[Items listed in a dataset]
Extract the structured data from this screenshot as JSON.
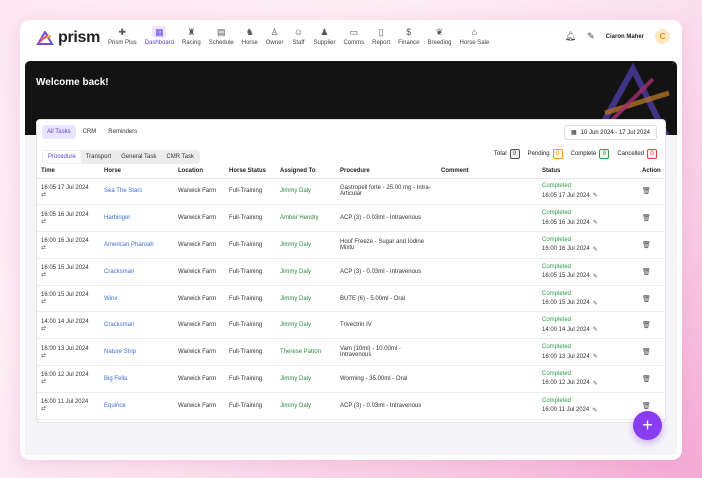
{
  "brand": {
    "name": "prism"
  },
  "nav": [
    {
      "label": "Prism Plus",
      "icon": "plus-icon"
    },
    {
      "label": "Dashboard",
      "icon": "dashboard-icon",
      "active": true
    },
    {
      "label": "Racing",
      "icon": "trophy-icon"
    },
    {
      "label": "Schedule",
      "icon": "calendar-icon"
    },
    {
      "label": "Horse",
      "icon": "horse-icon"
    },
    {
      "label": "Owner",
      "icon": "user-icon"
    },
    {
      "label": "Staff",
      "icon": "users-icon"
    },
    {
      "label": "Supplier",
      "icon": "supplier-icon"
    },
    {
      "label": "Comms",
      "icon": "chat-icon"
    },
    {
      "label": "Report",
      "icon": "clipboard-icon"
    },
    {
      "label": "Finance",
      "icon": "dollar-icon"
    },
    {
      "label": "Breeding",
      "icon": "breeding-icon"
    },
    {
      "label": "Horse Sale",
      "icon": "horse-sale-icon"
    }
  ],
  "user": {
    "name": "Ciaron Maher",
    "initial": "C"
  },
  "hero": {
    "title": "Welcome back!"
  },
  "tabs": [
    "All Tasks",
    "CRM",
    "Reminders"
  ],
  "date_range": "10 Jun 2024 - 17 Jul 2024",
  "subtabs": [
    "Procedure",
    "Transport",
    "General Task",
    "CMR Task"
  ],
  "counters": [
    {
      "label": "Total",
      "value": "9",
      "color": "#555555"
    },
    {
      "label": "Pending",
      "value": "0",
      "color": "#f0a020"
    },
    {
      "label": "Complete",
      "value": "9",
      "color": "#2e9d4c"
    },
    {
      "label": "Cancelled",
      "value": "0",
      "color": "#e04040"
    }
  ],
  "columns": [
    "Time",
    "Horse",
    "Location",
    "Horse Status",
    "Assigned To",
    "Procedure",
    "Comment",
    "Status",
    "Action"
  ],
  "rows": [
    {
      "time": "16:05 17 Jul 2024",
      "horse": "Sea The Stars",
      "location": "Warwick Farm",
      "horse_status": "Full-Training",
      "assigned": "Jimmy Daly",
      "procedure": "Gastropell forte - 25.00 mg - Intra-Articular",
      "comment": "",
      "status": "Completed",
      "status_time": "16:05 17 Jul 2024"
    },
    {
      "time": "16:05 16 Jul 2024",
      "horse": "Harbinger",
      "location": "Warwick Farm",
      "horse_status": "Full-Training",
      "assigned": "Amber Hendry",
      "procedure": "ACP (3) - 0.03ml - Intravenous",
      "comment": "",
      "status": "Completed",
      "status_time": "16:05 16 Jul 2024"
    },
    {
      "time": "16:00 16 Jul 2024",
      "horse": "American Pharoah",
      "location": "Warwick Farm",
      "horse_status": "Full-Training",
      "assigned": "Jimmy Daly",
      "procedure": "Hoof Freeze - Sugar and Iodine Mixtu",
      "comment": "",
      "status": "Completed",
      "status_time": "16:00 16 Jul 2024"
    },
    {
      "time": "16:05 15 Jul 2024",
      "horse": "Cracksman",
      "location": "Warwick Farm",
      "horse_status": "Full-Training",
      "assigned": "Jimmy Daly",
      "procedure": "ACP (3) - 0.03ml - Intravenous",
      "comment": "",
      "status": "Completed",
      "status_time": "16:05 15 Jul 2024"
    },
    {
      "time": "16:00 15 Jul 2024",
      "horse": "Winx",
      "location": "Warwick Farm",
      "horse_status": "Full-Training",
      "assigned": "Jimmy Daly",
      "procedure": "BUTE (6) - 5.00ml - Oral",
      "comment": "",
      "status": "Completed",
      "status_time": "16:00 15 Jul 2024"
    },
    {
      "time": "14:00 14 Jul 2024",
      "horse": "Cracksman",
      "location": "Warwick Farm",
      "horse_status": "Full-Training",
      "assigned": "Jimmy Daly",
      "procedure": "Trivectrin IV",
      "comment": "",
      "status": "Completed",
      "status_time": "14:00 14 Jul 2024"
    },
    {
      "time": "16:00 13 Jul 2024",
      "horse": "Nature Strip",
      "location": "Warwick Farm",
      "horse_status": "Full-Training",
      "assigned": "Therese Patton",
      "procedure": "Vam (10ml) - 10.00ml - Intravenous",
      "comment": "",
      "status": "Completed",
      "status_time": "16:00 13 Jul 2024"
    },
    {
      "time": "16:00 12 Jul 2024",
      "horse": "Big Fella",
      "location": "Warwick Farm",
      "horse_status": "Full-Training",
      "assigned": "Jimmy Daly",
      "procedure": "Worming - 35.00ml - Oral",
      "comment": "",
      "status": "Completed",
      "status_time": "16:00 12 Jul 2024"
    },
    {
      "time": "16:00 11 Jul 2024",
      "horse": "Equinox",
      "location": "Warwick Farm",
      "horse_status": "Full-Training",
      "assigned": "Jimmy Daly",
      "procedure": "ACP (3) - 0.03ml - Intravenous",
      "comment": "",
      "status": "Completed",
      "status_time": "16:00 11 Jul 2024"
    }
  ],
  "fab": {
    "label": "+"
  }
}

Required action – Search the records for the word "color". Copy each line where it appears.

Result of this exercise –
      "color": "#555555"
      "color": "#f0a020"
      "color": "#2e9d4c"
      "color": "#e04040"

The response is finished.